Annie Finch was born in New Rochelle, New York in 1956. Her mother was a poet and doll-artist, her father a scholar of philosophy and religion. She studied poetry and poetry-writing at Yale, verse-drama with Ntozake Shange at the University of Houston 's graduate creative writing program, and earned a Ph.D in English and American Literature from Stanford University. Her books of poetry include Calendars (Tupelo, 2003), shortlisted for the Foreword Poetry Book of the Year Award; Eve (Story Line, 1997); The Encyclopedia of Scotland (Salt, 2004); and a translation of the Complete Poems of Louise LabÃ© (University of Chicago Press, 2006). Finch's writings developing her ideas about poetry have been collected in The Body of Poetry: Essays on Women, Form, and the Poetic Self (Univ. of Michigan Press, 2005). She has also edited several ground-breaking, popular anthologies including An Exaltation of Forms: Contemporary Poets Celebrate the Diversity of Their Art (coedited with Kathrine Varnes, Univ. of Michigan Press, 2002) and A Formal Feeling Comes: Poems in Form by Contemporary Women (Story Line,1994). In 1997 she founded WOM-PO, a national listserv devoted to discussion of womenâ€™s poetry.
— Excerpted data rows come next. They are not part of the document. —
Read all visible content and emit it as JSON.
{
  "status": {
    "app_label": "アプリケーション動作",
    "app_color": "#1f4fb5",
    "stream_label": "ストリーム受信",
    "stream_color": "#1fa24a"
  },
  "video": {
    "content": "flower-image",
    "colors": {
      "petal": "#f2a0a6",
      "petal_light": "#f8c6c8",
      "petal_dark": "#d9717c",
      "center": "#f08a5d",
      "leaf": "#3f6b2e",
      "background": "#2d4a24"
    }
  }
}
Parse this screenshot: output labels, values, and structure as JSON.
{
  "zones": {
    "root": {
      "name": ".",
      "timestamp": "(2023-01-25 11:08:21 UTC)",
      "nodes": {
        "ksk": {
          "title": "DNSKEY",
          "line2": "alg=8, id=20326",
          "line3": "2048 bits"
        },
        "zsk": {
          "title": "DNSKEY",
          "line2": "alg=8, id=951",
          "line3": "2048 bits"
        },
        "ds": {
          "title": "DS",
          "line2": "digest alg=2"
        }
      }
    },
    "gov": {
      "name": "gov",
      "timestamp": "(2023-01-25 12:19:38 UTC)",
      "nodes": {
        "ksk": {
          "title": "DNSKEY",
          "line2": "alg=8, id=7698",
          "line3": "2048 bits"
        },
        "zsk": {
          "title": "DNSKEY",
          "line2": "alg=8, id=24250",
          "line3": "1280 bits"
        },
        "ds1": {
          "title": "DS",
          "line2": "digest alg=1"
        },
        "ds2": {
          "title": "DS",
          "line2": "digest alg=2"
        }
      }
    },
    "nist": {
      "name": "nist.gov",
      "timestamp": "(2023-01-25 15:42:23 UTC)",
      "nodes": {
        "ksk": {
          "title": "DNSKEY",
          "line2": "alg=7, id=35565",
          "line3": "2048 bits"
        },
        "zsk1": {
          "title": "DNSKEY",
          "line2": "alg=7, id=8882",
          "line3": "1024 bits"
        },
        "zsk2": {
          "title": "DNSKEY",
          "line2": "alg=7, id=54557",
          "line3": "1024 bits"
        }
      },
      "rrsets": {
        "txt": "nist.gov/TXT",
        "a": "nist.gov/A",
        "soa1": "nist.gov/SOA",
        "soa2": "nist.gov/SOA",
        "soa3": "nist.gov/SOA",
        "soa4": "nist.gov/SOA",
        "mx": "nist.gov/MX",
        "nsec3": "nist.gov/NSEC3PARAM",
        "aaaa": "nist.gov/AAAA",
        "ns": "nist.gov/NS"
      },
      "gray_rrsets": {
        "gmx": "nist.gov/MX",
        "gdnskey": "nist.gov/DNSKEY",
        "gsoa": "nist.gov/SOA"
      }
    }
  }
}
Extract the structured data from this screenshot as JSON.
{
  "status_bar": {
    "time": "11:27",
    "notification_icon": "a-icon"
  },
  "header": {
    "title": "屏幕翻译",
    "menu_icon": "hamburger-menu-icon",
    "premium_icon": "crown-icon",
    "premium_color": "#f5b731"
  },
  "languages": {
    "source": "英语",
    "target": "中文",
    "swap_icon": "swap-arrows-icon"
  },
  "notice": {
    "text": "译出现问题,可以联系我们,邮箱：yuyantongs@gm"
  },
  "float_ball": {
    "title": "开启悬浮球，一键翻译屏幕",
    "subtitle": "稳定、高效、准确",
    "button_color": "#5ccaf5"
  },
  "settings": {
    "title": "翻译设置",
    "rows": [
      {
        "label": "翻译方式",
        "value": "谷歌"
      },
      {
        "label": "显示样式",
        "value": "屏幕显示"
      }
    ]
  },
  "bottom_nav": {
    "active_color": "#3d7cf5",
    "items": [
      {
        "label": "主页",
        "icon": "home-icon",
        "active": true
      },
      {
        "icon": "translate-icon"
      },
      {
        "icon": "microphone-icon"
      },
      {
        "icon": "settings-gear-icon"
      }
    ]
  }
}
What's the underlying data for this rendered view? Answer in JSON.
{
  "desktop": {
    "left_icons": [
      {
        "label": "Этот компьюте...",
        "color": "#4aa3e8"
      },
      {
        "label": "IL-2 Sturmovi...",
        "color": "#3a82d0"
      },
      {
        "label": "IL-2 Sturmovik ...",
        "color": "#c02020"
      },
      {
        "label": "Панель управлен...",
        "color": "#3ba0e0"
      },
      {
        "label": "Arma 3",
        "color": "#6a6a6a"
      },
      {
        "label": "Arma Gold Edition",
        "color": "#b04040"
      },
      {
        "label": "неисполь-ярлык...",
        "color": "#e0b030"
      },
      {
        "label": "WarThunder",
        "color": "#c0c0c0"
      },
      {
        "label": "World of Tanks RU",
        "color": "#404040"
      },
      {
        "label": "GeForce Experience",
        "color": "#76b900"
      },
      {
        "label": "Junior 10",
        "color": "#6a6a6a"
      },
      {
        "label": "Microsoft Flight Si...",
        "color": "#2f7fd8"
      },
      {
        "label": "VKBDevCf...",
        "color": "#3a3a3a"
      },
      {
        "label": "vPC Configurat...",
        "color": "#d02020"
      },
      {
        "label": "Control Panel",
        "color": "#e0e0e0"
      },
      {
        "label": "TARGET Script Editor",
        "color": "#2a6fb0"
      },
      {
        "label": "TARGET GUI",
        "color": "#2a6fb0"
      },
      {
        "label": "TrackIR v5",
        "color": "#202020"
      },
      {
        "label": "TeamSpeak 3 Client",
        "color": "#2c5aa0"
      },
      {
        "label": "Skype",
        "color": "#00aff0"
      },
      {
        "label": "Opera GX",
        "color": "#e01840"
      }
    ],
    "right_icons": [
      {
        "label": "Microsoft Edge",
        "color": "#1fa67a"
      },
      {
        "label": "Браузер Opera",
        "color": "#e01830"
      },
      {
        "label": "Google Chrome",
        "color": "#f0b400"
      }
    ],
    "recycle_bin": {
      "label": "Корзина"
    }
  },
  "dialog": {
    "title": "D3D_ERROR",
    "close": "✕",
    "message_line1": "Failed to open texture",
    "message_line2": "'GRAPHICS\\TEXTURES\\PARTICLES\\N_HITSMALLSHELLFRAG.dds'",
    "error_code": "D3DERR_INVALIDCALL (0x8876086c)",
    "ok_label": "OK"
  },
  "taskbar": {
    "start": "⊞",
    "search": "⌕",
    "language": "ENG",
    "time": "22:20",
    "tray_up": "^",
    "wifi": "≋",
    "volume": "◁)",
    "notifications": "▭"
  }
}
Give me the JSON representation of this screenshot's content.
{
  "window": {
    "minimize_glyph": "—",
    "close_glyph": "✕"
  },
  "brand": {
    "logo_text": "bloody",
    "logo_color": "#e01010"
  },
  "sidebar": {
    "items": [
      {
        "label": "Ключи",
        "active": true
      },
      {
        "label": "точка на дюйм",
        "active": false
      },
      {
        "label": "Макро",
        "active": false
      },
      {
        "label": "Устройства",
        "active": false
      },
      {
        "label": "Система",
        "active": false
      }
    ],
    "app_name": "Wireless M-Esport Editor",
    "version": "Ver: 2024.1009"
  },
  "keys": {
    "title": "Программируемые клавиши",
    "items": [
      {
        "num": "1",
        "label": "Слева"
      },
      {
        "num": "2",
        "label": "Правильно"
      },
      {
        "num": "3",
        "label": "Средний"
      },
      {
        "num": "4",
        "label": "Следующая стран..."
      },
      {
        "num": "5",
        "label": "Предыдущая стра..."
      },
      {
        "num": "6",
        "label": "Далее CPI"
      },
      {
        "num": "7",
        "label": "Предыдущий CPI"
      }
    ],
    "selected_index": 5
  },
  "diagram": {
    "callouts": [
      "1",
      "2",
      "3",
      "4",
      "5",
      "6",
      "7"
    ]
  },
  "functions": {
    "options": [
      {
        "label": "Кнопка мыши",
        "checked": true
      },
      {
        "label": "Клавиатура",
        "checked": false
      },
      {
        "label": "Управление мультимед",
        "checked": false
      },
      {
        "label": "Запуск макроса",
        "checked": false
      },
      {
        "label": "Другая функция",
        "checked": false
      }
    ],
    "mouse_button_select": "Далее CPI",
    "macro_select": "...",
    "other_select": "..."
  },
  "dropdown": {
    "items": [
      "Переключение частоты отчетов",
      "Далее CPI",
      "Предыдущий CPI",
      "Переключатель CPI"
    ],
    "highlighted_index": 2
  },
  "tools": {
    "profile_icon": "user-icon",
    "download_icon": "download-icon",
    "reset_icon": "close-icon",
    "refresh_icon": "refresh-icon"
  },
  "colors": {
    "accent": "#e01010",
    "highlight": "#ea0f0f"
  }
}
Numerous anthologies and textbooks include Finchâ€™s work, and her poems have been
featured in media outlets from Voice of America to HBOâ€™s Def Poetry Jam.
Musical or dance performances inspired by her poetry have been performed at venues
including the Spoleto Festival, Lawrence Conservatory, Cincinnati Conservatory of Music, and the New Yorkâ€™s Metropolitan Museum of Art. She is also the author of two opera
librettos, â€œLily Among the Goddessesâ€ and â€œMarina,â€ based on the life of Russian poet
Marina Tsvetaeva, which premiered at American Opera Projects in New York.
A practicing Wiccan, Finch's poetry is inspired largely by her relations with the natural world, especially the landscapes of Maine. The forms of Finch's poems are almost always complex and musical; their themes draw upon earth-centered spirituality, myth, sex, and childbirth. Uniting all of her work is a conception of poetry as essentially incantatory, performative, speaking to the body as much as to the mind. Annie Finch has taught at a number of universities and now directs the Stonecoast Masters of Fine Arts program in creative writing at the University of Southern Maine.